The group's director of innovation, Lubomira Rochet told the BBC L'Oreal was embracing influencers: "Sometimes we consider influencers as our extended marketing teams. They are so creative. The return on investment is obviously a bigger concern, especially when you spend 42 percent of your marketing budget in digital, so we are monitoring the whole area of all our initiatives and influencers are pretty positive."

In September the Advertising Standards Authority launched a new guide to help social influencers stick to the rules by making clear when their posts are ads. The guide has been developed in collaboration with the Competition and Markets Authority (CMA).

When influencers accept payments or gifts their posts are subject to consumer protection laws

When a brand rewards an influencer with a payment, free gift, or other perk, any resulting posts become subject to consumer protection law. When a brand also has control over the content, they become subject to the UK Advertising Code as well.

Consumers must always be aware when they are being advertised to, and both brands and influencers have a responsibility to ensure the content makes that reality clear upfront. Failure to disclose a commercial relationship leaves both parties at risk of action from the ASA.

Shahriar Coupal, Director of the Committee of Advertising Practice (CAP) said: “Responsible influencer marketing involves being upfront and clear with the audience, so people are not confused or misled and know when they’re being advertised to. The relationship between influencers and their followers relies on trust and authenticity, so transparency is in the interests of all parties. This guide on the standards will help influencers and brands stick to the rules by being upfront with their followers.”

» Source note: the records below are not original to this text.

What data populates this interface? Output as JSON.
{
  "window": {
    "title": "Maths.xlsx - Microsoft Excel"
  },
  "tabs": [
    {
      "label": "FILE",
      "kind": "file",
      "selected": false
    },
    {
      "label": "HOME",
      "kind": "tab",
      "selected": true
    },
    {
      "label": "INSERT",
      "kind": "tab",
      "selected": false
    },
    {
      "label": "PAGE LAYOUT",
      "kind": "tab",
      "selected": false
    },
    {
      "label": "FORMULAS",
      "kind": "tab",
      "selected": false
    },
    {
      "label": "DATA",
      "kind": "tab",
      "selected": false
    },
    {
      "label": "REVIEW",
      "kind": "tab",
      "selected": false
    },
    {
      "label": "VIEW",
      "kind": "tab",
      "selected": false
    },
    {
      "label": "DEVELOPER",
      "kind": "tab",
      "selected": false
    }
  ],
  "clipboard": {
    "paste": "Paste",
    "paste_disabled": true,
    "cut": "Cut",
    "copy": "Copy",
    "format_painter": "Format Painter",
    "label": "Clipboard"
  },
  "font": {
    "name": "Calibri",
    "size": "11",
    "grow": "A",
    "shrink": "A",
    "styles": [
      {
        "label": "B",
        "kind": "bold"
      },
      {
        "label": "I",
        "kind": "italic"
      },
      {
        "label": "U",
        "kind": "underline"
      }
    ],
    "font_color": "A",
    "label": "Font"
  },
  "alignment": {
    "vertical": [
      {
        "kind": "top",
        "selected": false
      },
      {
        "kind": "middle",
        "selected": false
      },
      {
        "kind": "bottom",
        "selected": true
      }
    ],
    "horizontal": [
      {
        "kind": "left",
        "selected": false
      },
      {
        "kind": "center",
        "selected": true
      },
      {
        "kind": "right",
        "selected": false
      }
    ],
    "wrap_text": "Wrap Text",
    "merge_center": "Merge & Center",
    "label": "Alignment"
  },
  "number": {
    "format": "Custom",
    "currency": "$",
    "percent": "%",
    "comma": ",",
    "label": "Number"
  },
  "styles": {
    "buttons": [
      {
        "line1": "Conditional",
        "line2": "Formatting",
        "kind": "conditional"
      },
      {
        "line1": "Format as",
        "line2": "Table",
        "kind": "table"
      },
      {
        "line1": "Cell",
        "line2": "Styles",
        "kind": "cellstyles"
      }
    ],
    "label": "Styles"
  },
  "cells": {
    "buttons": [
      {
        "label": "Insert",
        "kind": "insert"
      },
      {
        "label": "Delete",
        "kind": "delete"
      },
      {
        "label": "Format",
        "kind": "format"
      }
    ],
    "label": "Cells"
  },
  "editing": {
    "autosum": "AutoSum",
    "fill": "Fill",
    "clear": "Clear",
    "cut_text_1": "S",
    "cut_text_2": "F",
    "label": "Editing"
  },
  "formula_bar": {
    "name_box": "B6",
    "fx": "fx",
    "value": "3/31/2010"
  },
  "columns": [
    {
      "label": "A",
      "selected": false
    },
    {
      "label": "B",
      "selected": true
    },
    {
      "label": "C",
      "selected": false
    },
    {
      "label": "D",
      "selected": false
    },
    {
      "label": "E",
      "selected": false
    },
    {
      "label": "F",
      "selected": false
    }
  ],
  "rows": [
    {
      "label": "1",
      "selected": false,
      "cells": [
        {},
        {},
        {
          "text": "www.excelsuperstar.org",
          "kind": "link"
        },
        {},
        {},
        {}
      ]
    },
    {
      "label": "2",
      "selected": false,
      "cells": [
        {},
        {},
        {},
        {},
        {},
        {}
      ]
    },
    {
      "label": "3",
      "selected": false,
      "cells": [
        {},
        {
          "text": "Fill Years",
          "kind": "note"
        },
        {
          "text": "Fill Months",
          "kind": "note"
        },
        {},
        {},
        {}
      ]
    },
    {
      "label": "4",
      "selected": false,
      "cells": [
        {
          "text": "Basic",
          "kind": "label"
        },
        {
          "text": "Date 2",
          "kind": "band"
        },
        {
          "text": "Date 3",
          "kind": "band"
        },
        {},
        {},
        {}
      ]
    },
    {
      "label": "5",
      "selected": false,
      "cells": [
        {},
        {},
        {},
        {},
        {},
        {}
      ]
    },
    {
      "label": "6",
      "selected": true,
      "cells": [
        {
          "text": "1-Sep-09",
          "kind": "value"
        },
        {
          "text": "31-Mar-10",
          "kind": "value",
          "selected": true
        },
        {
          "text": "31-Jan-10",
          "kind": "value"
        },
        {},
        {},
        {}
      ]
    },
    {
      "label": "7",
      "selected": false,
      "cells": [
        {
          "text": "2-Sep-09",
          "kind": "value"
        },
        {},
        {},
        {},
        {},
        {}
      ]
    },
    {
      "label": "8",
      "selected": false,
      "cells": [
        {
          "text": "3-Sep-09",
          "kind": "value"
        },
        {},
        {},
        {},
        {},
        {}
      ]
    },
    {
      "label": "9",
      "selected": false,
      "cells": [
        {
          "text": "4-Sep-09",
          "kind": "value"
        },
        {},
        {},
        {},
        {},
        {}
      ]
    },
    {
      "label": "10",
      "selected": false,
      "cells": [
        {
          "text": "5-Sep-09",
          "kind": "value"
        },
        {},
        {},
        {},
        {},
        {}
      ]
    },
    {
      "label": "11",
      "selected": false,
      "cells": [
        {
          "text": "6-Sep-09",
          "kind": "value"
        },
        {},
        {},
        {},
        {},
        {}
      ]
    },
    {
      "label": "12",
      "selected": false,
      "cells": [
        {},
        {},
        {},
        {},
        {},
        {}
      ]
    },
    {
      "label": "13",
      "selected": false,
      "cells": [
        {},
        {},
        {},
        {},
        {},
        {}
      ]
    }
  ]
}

Photo credit:L'Oreal Nyx campaign, source L'Oreal; Article sources, BBC "Most shoppers mistrust influencers, says survey"; ASA "New guidance launched for social media influencers"